**WHAT YOU NEED TO DO:** All of the lines below should be printed again exactly as they are.

**TASK INPUTS:**
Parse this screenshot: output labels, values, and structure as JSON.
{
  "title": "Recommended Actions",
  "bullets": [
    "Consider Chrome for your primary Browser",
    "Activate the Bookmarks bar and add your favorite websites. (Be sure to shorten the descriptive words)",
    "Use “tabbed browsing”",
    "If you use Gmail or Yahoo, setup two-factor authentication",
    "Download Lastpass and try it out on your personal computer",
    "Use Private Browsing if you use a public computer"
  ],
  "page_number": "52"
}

**RESPONSE TO THE EXERCISE:**
Parse this screenshot: output labels, values, and structure as JSON.
{
  "title": "Recommended Actions",
  "bullets": [
    "Consider Chrome for your primary Browser",
    "Activate the Bookmarks bar and add your favorite websites. (Be sure to shorten the descriptive words)",
    "Use “tabbed browsing”",
    "If you use Gmail or Yahoo, setup two-factor authentication",
    "Download Lastpass and try it out on your personal computer",
    "Use Private Browsing if you use a public computer"
  ],
  "page_number": "52"
}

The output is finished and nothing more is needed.